=== Data supplied ===
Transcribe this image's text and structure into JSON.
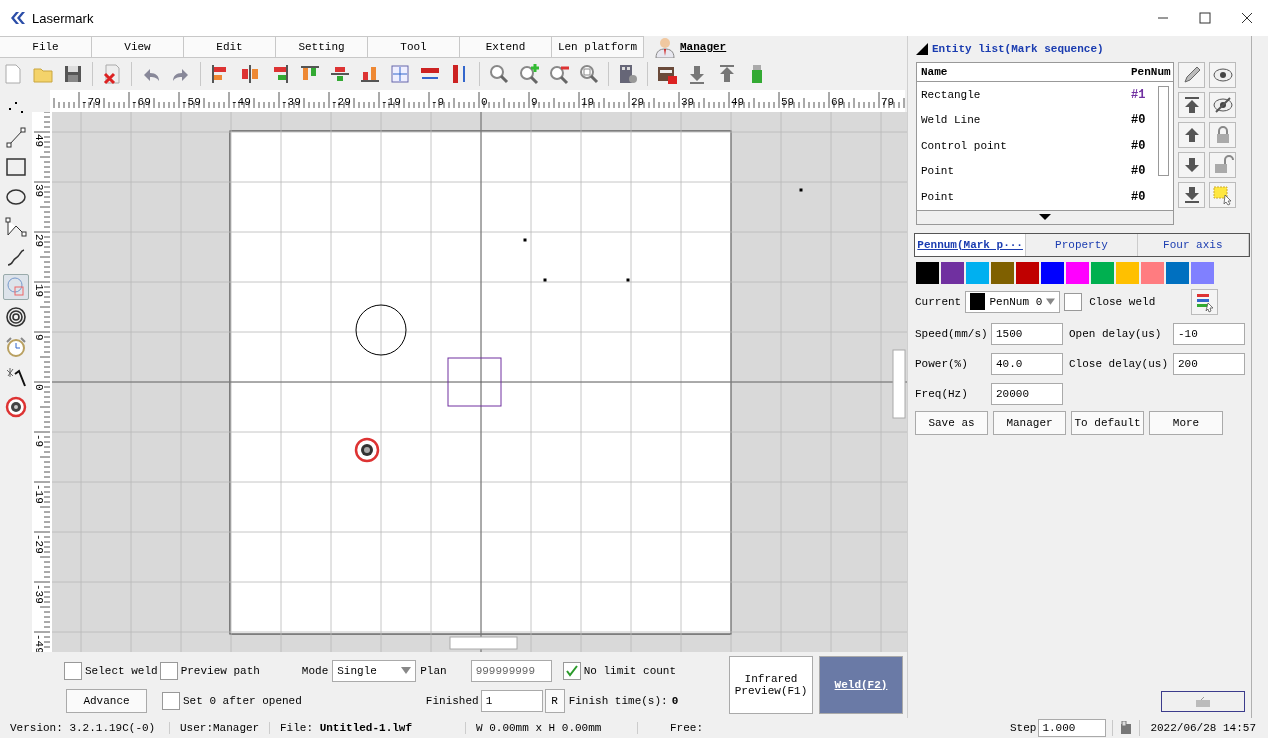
{
  "window": {
    "title": "Lasermark"
  },
  "menu": [
    {
      "label": "File"
    },
    {
      "label": "View"
    },
    {
      "label": "Edit"
    },
    {
      "label": "Setting"
    },
    {
      "label": "Tool"
    },
    {
      "label": "Extend"
    },
    {
      "label": "Len platform"
    }
  ],
  "user": {
    "name": "Manager"
  },
  "left_tools": [
    {
      "kind": "points",
      "selected": false
    },
    {
      "kind": "line",
      "selected": false
    },
    {
      "kind": "rect",
      "selected": false
    },
    {
      "kind": "ellipse",
      "selected": false
    },
    {
      "kind": "polyline",
      "selected": false
    },
    {
      "kind": "curve",
      "selected": false
    },
    {
      "kind": "combine",
      "selected": true
    },
    {
      "kind": "spiral",
      "selected": false
    },
    {
      "kind": "timer",
      "selected": false
    },
    {
      "kind": "wand",
      "selected": false
    },
    {
      "kind": "target",
      "selected": false
    }
  ],
  "ruler": {
    "x_labels": [
      "-79",
      "-69",
      "-59",
      "-49",
      "-39",
      "-29",
      "-19",
      "-9",
      "0",
      "9",
      "19",
      "29",
      "39",
      "49",
      "59",
      "69",
      "79"
    ],
    "y_labels": [
      "49",
      "39",
      "29",
      "19",
      "9",
      "0",
      "-9",
      "-19",
      "-29",
      "-39",
      "-49"
    ]
  },
  "entity_list": {
    "title": "Entity list(Mark sequence)",
    "columns": [
      "Name",
      "PenNum"
    ],
    "rows": [
      {
        "name": "Rectangle",
        "pen": "#1",
        "color": "#7030a0"
      },
      {
        "name": "Weld Line",
        "pen": "#0",
        "color": "#000000"
      },
      {
        "name": "Control point",
        "pen": "#0",
        "color": "#000000"
      },
      {
        "name": "Point",
        "pen": "#0",
        "color": "#000000"
      },
      {
        "name": "Point",
        "pen": "#0",
        "color": "#000000"
      }
    ]
  },
  "pen_tabs": [
    {
      "label": "Pennum(Mark p···",
      "selected": true
    },
    {
      "label": "Property",
      "selected": false
    },
    {
      "label": "Four axis",
      "selected": false
    }
  ],
  "pen_colors": [
    {
      "color": "#000000"
    },
    {
      "color": "#7030a0"
    },
    {
      "color": "#00b0f0"
    },
    {
      "color": "#7f6000"
    },
    {
      "color": "#c00000"
    },
    {
      "color": "#0000ff"
    },
    {
      "color": "#ff00ff"
    },
    {
      "color": "#00b050"
    },
    {
      "color": "#ffc000"
    },
    {
      "color": "#ff7c80"
    },
    {
      "color": "#0070c0"
    },
    {
      "color": "#8080ff"
    }
  ],
  "current": {
    "label": "Current",
    "color": "#000000",
    "value": "PenNum 0"
  },
  "close_weld": {
    "label": "Close weld",
    "checked": false
  },
  "params": [
    {
      "label": "Speed(mm/s)",
      "value": "1500"
    },
    {
      "label": "Open delay(us)",
      "value": "-10"
    },
    {
      "label": "Power(%)",
      "value": "40.0"
    },
    {
      "label": "Close delay(us)",
      "value": "200"
    },
    {
      "label": "Freq(Hz)",
      "value": "20000"
    }
  ],
  "pen_buttons": [
    "Save as",
    "Manager",
    "To default",
    "More"
  ],
  "controls": {
    "select_weld": {
      "label": "Select weld",
      "checked": false
    },
    "preview_path": {
      "label": "Preview path",
      "checked": false
    },
    "mode": {
      "label": "Mode",
      "value": "Single"
    },
    "plan": {
      "label": "Plan",
      "value": "999999999",
      "disabled": true
    },
    "no_limit": {
      "label": "No limit count",
      "checked": true
    },
    "advance": "Advance",
    "set_zero": {
      "label": "Set 0 after opened",
      "checked": false
    },
    "finished": {
      "label": "Finished",
      "value": "1"
    },
    "reset": "R",
    "finish_time": {
      "label": "Finish time(s):",
      "value": "0"
    },
    "infrared": "Infrared Preview(F1)",
    "weld": "Weld(F2)"
  },
  "status_bar": {
    "version": "Version: 3.2.1.19C(-0)",
    "user": "User:Manager",
    "file_label": "File:",
    "file": "Untitled-1.lwf",
    "size": "W 0.00mm x H 0.00mm",
    "free": "Free:",
    "step_label": "Step",
    "step": "1.000",
    "datetime": "2022/06/28 14:57"
  }
}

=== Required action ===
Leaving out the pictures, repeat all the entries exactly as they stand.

=== Answer box ===
Transcribe this image's text and structure into JSON.
{
  "window": {
    "title": "Lasermark"
  },
  "menu": [
    {
      "label": "File"
    },
    {
      "label": "View"
    },
    {
      "label": "Edit"
    },
    {
      "label": "Setting"
    },
    {
      "label": "Tool"
    },
    {
      "label": "Extend"
    },
    {
      "label": "Len platform"
    }
  ],
  "user": {
    "name": "Manager"
  },
  "left_tools": [
    {
      "kind": "points",
      "selected": false
    },
    {
      "kind": "line",
      "selected": false
    },
    {
      "kind": "rect",
      "selected": false
    },
    {
      "kind": "ellipse",
      "selected": false
    },
    {
      "kind": "polyline",
      "selected": false
    },
    {
      "kind": "curve",
      "selected": false
    },
    {
      "kind": "combine",
      "selected": true
    },
    {
      "kind": "spiral",
      "selected": false
    },
    {
      "kind": "timer",
      "selected": false
    },
    {
      "kind": "wand",
      "selected": false
    },
    {
      "kind": "target",
      "selected": false
    }
  ],
  "ruler": {
    "x_labels": [
      "-79",
      "-69",
      "-59",
      "-49",
      "-39",
      "-29",
      "-19",
      "-9",
      "0",
      "9",
      "19",
      "29",
      "39",
      "49",
      "59",
      "69",
      "79"
    ],
    "y_labels": [
      "49",
      "39",
      "29",
      "19",
      "9",
      "0",
      "-9",
      "-19",
      "-29",
      "-39",
      "-49"
    ]
  },
  "entity_list": {
    "title": "Entity list(Mark sequence)",
    "columns": [
      "Name",
      "PenNum"
    ],
    "rows": [
      {
        "name": "Rectangle",
        "pen": "#1",
        "color": "#7030a0"
      },
      {
        "name": "Weld Line",
        "pen": "#0",
        "color": "#000000"
      },
      {
        "name": "Control point",
        "pen": "#0",
        "color": "#000000"
      },
      {
        "name": "Point",
        "pen": "#0",
        "color": "#000000"
      },
      {
        "name": "Point",
        "pen": "#0",
        "color": "#000000"
      }
    ]
  },
  "pen_tabs": [
    {
      "label": "Pennum(Mark p···",
      "selected": true
    },
    {
      "label": "Property",
      "selected": false
    },
    {
      "label": "Four axis",
      "selected": false
    }
  ],
  "pen_colors": [
    {
      "color": "#000000"
    },
    {
      "color": "#7030a0"
    },
    {
      "color": "#00b0f0"
    },
    {
      "color": "#7f6000"
    },
    {
      "color": "#c00000"
    },
    {
      "color": "#0000ff"
    },
    {
      "color": "#ff00ff"
    },
    {
      "color": "#00b050"
    },
    {
      "color": "#ffc000"
    },
    {
      "color": "#ff7c80"
    },
    {
      "color": "#0070c0"
    },
    {
      "color": "#8080ff"
    }
  ],
  "current": {
    "label": "Current",
    "color": "#000000",
    "value": "PenNum 0"
  },
  "close_weld": {
    "label": "Close weld",
    "checked": false
  },
  "params": [
    {
      "label": "Speed(mm/s)",
      "value": "1500"
    },
    {
      "label": "Open delay(us)",
      "value": "-10"
    },
    {
      "label": "Power(%)",
      "value": "40.0"
    },
    {
      "label": "Close delay(us)",
      "value": "200"
    },
    {
      "label": "Freq(Hz)",
      "value": "20000"
    }
  ],
  "pen_buttons": [
    "Save as",
    "Manager",
    "To default",
    "More"
  ],
  "controls": {
    "select_weld": {
      "label": "Select weld",
      "checked": false
    },
    "preview_path": {
      "label": "Preview path",
      "checked": false
    },
    "mode": {
      "label": "Mode",
      "value": "Single"
    },
    "plan": {
      "label": "Plan",
      "value": "999999999",
      "disabled": true
    },
    "no_limit": {
      "label": "No limit count",
      "checked": true
    },
    "advance": "Advance",
    "set_zero": {
      "label": "Set 0 after opened",
      "checked": false
    },
    "finished": {
      "label": "Finished",
      "value": "1"
    },
    "reset": "R",
    "finish_time": {
      "label": "Finish time(s):",
      "value": "0"
    },
    "infrared": "Infrared Preview(F1)",
    "weld": "Weld(F2)"
  },
  "status_bar": {
    "version": "Version: 3.2.1.19C(-0)",
    "user": "User:Manager",
    "file_label": "File:",
    "file": "Untitled-1.lwf",
    "size": "W 0.00mm x H 0.00mm",
    "free": "Free:",
    "step_label": "Step",
    "step": "1.000",
    "datetime": "2022/06/28 14:57"
  }
}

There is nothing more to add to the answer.